RECORDS FOR THIS TASK: Begin

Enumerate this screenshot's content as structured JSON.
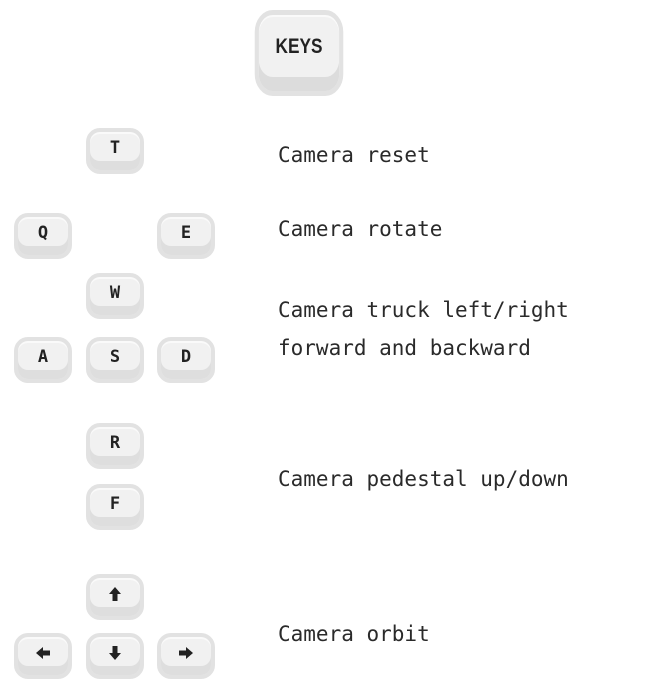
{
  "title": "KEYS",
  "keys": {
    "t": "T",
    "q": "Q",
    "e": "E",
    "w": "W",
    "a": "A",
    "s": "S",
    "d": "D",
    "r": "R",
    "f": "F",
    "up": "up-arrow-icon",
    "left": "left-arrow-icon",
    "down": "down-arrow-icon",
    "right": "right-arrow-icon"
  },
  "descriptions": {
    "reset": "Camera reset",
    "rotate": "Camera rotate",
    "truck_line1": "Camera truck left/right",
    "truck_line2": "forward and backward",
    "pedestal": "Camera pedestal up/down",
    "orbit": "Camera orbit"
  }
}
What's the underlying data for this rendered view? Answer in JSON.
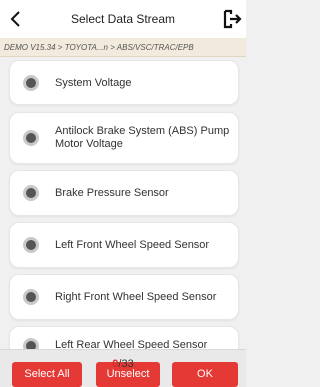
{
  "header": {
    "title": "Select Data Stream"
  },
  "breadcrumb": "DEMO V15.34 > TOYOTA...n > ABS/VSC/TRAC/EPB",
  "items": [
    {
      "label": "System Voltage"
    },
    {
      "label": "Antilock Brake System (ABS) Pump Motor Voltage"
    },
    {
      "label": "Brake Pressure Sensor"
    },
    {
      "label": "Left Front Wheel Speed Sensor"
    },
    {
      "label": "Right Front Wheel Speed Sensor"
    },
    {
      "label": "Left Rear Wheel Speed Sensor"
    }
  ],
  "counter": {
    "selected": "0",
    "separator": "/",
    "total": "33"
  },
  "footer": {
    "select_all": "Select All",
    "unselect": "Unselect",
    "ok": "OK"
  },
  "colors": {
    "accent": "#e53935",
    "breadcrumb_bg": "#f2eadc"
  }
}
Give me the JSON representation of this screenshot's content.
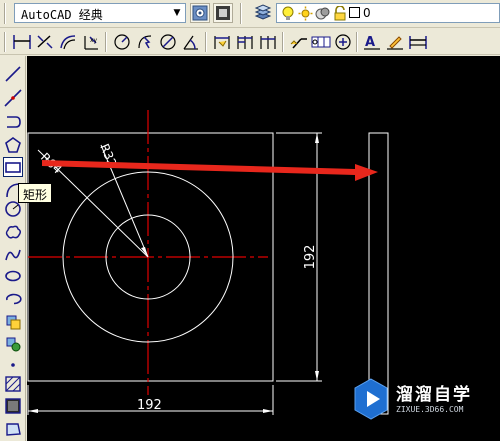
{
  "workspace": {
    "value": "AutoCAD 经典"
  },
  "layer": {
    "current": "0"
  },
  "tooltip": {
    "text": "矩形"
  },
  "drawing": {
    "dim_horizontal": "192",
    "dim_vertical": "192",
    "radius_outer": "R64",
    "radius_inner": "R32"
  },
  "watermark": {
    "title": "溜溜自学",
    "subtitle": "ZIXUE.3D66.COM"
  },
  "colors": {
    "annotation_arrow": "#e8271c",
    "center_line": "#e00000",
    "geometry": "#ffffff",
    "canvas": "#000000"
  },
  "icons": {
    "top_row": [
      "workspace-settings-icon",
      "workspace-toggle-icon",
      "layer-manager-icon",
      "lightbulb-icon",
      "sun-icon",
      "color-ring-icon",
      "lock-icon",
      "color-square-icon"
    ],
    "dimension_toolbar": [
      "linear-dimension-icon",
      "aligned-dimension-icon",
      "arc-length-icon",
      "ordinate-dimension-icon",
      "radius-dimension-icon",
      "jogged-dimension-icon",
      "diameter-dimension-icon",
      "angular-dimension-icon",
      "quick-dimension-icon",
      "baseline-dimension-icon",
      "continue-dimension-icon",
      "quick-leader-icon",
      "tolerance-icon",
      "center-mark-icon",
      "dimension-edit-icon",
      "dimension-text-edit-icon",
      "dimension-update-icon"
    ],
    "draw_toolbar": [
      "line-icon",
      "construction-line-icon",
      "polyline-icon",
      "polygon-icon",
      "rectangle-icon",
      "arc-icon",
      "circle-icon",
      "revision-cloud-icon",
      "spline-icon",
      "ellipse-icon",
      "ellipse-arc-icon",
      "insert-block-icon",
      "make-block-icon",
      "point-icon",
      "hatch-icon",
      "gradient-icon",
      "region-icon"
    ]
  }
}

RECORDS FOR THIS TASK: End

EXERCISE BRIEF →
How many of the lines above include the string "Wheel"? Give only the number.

PROBLEM SOLUTION →
3